We see several major benefits. The first is to be owned by a company which thoroughly understands the chicken business. Tyson Foods are producing 53 million broilers a week and they know the precise value of any genetic advantage. They are looking to what improvements we can bring, having not so much an eye on our corporate dividend as an ear to what our research and development is doing to make genetic gains.
Having such a large volume of product with one company provides us with feedback which is invaluable in analysing performance over many sites and many environments - so we know how our breeds are doing under strict commercial conditions. Then there is the benefit of the sounding board which Tyson provides, keeping us in touch with customer trends and being able to shape our products to cater for future market needs..

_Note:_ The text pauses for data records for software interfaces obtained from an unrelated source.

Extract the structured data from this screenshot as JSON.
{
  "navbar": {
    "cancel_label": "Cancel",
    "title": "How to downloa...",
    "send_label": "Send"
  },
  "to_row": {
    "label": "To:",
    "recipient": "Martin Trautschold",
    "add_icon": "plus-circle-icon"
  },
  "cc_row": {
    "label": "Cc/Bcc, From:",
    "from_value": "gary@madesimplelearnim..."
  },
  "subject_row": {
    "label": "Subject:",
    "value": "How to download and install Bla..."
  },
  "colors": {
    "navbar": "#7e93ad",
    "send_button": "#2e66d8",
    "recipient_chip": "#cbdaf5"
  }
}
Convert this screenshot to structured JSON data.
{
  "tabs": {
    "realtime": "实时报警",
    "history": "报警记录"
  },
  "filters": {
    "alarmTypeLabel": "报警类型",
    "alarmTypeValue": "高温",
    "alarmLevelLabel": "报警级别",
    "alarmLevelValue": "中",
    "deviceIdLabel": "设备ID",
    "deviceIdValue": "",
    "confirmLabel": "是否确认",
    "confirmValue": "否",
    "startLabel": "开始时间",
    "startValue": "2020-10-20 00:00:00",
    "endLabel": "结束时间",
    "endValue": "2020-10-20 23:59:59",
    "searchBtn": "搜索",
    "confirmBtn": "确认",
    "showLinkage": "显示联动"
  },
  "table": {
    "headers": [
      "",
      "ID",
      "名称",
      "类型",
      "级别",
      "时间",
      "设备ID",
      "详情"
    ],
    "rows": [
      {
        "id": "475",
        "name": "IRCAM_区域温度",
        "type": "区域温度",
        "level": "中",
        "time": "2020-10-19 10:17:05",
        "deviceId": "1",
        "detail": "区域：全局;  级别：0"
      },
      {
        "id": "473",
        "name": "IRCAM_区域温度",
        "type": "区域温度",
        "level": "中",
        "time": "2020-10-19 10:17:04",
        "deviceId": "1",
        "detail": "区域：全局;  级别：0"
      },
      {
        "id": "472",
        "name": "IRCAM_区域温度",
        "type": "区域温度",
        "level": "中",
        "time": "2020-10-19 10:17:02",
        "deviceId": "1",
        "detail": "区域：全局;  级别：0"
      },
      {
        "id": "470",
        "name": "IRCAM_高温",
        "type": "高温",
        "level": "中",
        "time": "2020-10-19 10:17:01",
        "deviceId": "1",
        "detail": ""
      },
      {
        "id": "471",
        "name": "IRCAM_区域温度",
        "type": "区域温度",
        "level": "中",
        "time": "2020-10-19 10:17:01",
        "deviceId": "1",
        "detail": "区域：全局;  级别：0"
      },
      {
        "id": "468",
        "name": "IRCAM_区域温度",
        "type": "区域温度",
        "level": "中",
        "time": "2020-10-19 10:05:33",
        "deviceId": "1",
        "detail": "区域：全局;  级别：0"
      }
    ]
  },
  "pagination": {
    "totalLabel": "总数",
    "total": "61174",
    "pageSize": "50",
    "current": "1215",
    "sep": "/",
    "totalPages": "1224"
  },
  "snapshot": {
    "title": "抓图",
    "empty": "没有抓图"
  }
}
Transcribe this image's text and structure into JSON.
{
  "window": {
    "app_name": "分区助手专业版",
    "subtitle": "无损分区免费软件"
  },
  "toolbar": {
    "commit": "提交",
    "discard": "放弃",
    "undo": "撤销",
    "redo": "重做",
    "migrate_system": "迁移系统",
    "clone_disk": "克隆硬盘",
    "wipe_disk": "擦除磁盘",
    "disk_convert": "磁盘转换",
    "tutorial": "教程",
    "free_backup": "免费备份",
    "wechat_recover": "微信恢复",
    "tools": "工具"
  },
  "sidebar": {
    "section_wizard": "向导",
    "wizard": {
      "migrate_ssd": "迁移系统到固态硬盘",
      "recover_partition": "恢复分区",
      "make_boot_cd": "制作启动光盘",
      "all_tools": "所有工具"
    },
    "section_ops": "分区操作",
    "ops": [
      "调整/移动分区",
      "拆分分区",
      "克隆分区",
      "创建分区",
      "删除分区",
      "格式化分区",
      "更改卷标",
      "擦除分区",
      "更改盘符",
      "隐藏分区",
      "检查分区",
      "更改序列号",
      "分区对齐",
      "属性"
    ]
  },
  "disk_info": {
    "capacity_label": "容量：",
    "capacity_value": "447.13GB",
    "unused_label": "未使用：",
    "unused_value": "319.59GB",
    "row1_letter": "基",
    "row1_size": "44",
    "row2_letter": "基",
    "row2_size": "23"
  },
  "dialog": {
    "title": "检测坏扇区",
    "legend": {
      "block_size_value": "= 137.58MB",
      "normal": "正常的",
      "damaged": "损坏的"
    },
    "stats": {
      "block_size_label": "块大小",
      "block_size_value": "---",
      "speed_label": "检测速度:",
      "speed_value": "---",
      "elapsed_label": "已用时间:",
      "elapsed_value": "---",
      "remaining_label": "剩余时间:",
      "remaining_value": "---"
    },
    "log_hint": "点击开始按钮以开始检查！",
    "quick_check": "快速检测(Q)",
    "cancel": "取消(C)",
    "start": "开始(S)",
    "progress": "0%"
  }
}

What are the main challenges and opportunities facing primary breeders right now and in the future?
The biggest challenge is having the right crystal ball to look into the future! Certainly, we have obligations to adopt environment friendly policies and to be sensitive to animal welfare issues.
Distribution of product is always going to be an issue, particularly with the impact of disease as it occurs and political pressures to free or sometimes restrict trade. It will be interesting to see how the enlargement of the European Union, for example, will impact on global trade issues. With only three major primary breeders today, there are tremendous obligations on us all to ensure that the future of poultry breeding remains in safe hands and so biosecurity is obviously something we take extremely seriously.

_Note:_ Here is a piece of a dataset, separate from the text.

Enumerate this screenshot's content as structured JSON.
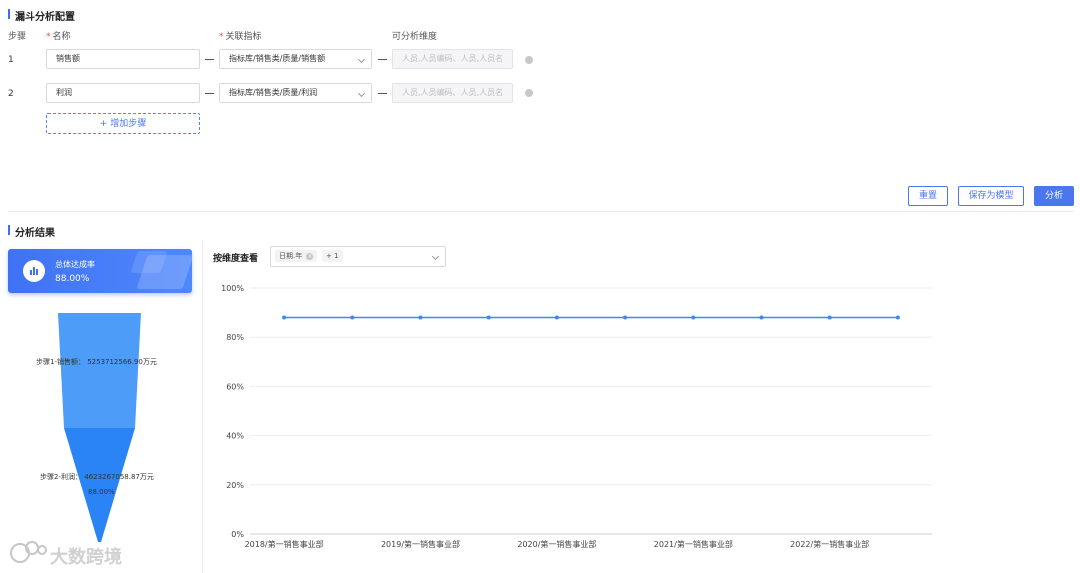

Do you envisage any radical change in genotype selection strategy in response to the growth in organic and free-range product demand?
It's important not to ignore any market, and if the organic and free range markets continue to grow to the point where we could economically justify providing products for them, we shall certainly do so. Our current lines do provide a high health status in a wide variety of conditions. They perform well under organic market conditions, and I would suspect they perform well in free range conditions as well, although our experience there is limited.
Broiler growth and feed conversion has shown almost linear genetic improvement for three or four decades now ....is the end in sight or will geneticists innovate techniques to maintain future improvements?
We believe in employing the highest calibre geneticists and to support them fully in developing our products to provide what our customers require. We are continuing to improve the performance of our breeds, while remaining sensitive to their well-being.
It's also important for our customers to understand the significance of the genetic potential available to them today, so they can manage the breed to suit their own needs.
We're providing, for instance, a growth rate potential which gives customers the option to grow their chickens as fast, or as slowly, as they require. Also, a potential not only to achieve the lowest feed conversion ratio but to take advantage of cheaper rations to reduce production cost, which might mean opting for a slightly higher feed conversion. Our target for the customer is the overall 'bottom line' profitability rather than any particular performance trait.
And finally, the world's largest meat producer, broiler breeder and retailer are all based in North West Arkansas..........is this a coincidence or a product of The Natural State?
The problem is that the world is finding out about North West Arkansas. This is now the third fastest growing state in the US. On television recently Helen Walton, the widow of Sam, founder of Wal-Mart, talked about why they chose to come to Arkansas rather than St Louis - basically because it's a good place to live.
The poultry industry developed here through small farms here needing an enterprise like chickens to sustain their living. Yes, it is a natural state with beautiful countryside and rapidly developing facilities. Business at the North West Arkansas airport has increased ten fold in a few years since it opened. This is a good place to live, and long may it stay that way.
Source: ThePoultrySite's intrepid interviewer - June 2004